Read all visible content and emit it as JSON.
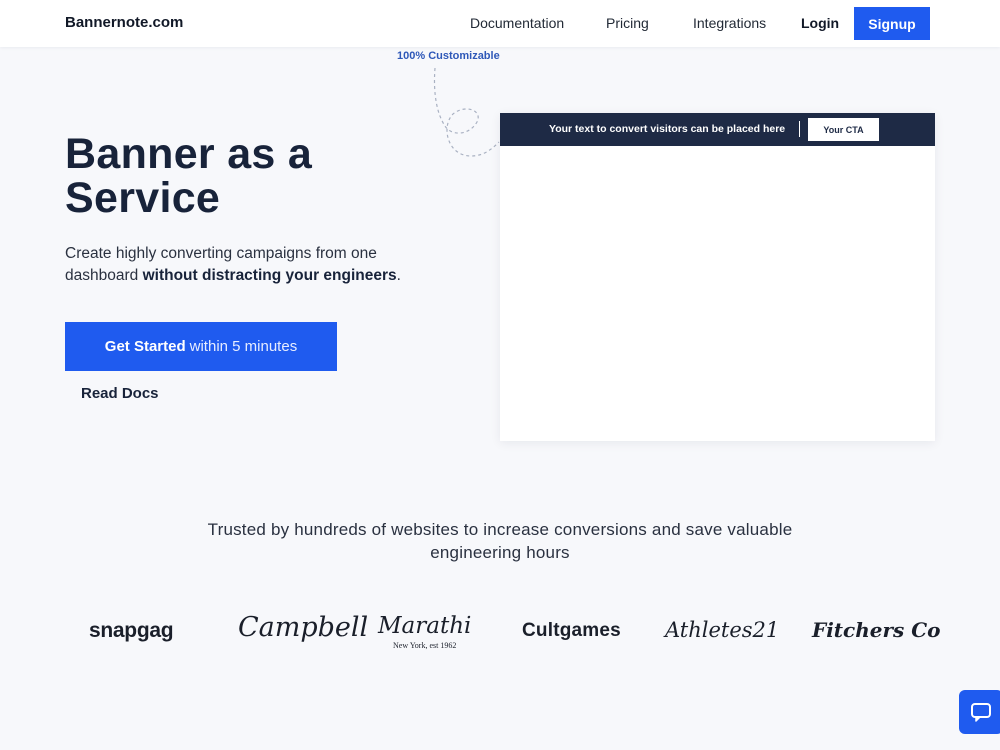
{
  "header": {
    "brand": "Bannernote.com",
    "nav": {
      "documentation": "Documentation",
      "pricing": "Pricing",
      "integrations": "Integrations",
      "login": "Login",
      "signup": "Signup"
    }
  },
  "hero": {
    "tag": "100% Customizable",
    "title_line1": "Banner as a",
    "title_line2": "Service",
    "subtitle_plain": "Create highly converting campaigns from one dashboard",
    "subtitle_bold": "without distracting your engineers",
    "subtitle_end": ".",
    "cta_strong": "Get Started",
    "cta_light": "within 5 minutes",
    "secondary_link": "Read Docs"
  },
  "preview": {
    "banner_text": "Your text to convert visitors can be placed here",
    "cta_label": "Your CTA"
  },
  "trusted": {
    "text": "Trusted by hundreds of websites to increase conversions and save valuable engineering hours",
    "logos": {
      "snapgag": "snapgag",
      "campbell": "Campbell",
      "marathi": "Marathi",
      "marathi_sub": "New York, est 1962",
      "cultgames": "Cultgames",
      "athletes": "Athletes21",
      "fitchers": "Fitchers Co"
    }
  },
  "icons": {
    "chat": "chat-bubble-icon",
    "doodle": "dashed-loop-arrow-icon"
  },
  "colors": {
    "accent": "#1f5bef",
    "banner_bg": "#1e2a45",
    "tag_text": "#2e58b8",
    "page_bg": "#f7f8fb"
  }
}
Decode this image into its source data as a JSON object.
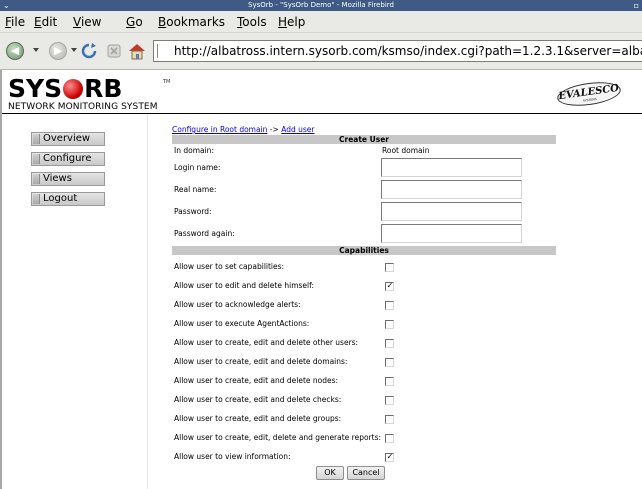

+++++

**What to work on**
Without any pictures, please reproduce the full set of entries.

**Response below**
Read all visible content and emit it as JSON.
{
  "header": {
    "brand": "Bannernote.com",
    "nav": {
      "documentation": "Documentation",
      "pricing": "Pricing",
      "integrations": "Integrations",
      "login": "Login",
      "signup": "Signup"
    }
  },
  "hero": {
    "tag": "100% Customizable",
    "title_line1": "Banner as a",
    "title_line2": "Service",
    "subtitle_plain": "Create highly converting campaigns from one dashboard",
    "subtitle_bold": "without distracting your engineers",
    "subtitle_end": ".",
    "cta_strong": "Get Started",
    "cta_light": "within 5 minutes",
    "secondary_link": "Read Docs"
  },
  "preview": {
    "banner_text": "Your text to convert visitors can be placed here",
    "cta_label": "Your CTA"
  },
  "trusted": {
    "text": "Trusted by hundreds of websites to increase conversions and save valuable engineering hours",
    "logos": {
      "snapgag": "snapgag",
      "campbell": "Campbell",
      "marathi": "Marathi",
      "marathi_sub": "New York, est 1962",
      "cultgames": "Cultgames",
      "athletes": "Athletes21",
      "fitchers": "Fitchers Co"
    }
  },
  "icons": {
    "chat": "chat-bubble-icon",
    "doodle": "dashed-loop-arrow-icon"
  },
  "colors": {
    "accent": "#1f5bef",
    "banner_bg": "#1e2a45",
    "tag_text": "#2e58b8",
    "page_bg": "#f7f8fb"
  }
}
Decode this image into its source data as a JSON object.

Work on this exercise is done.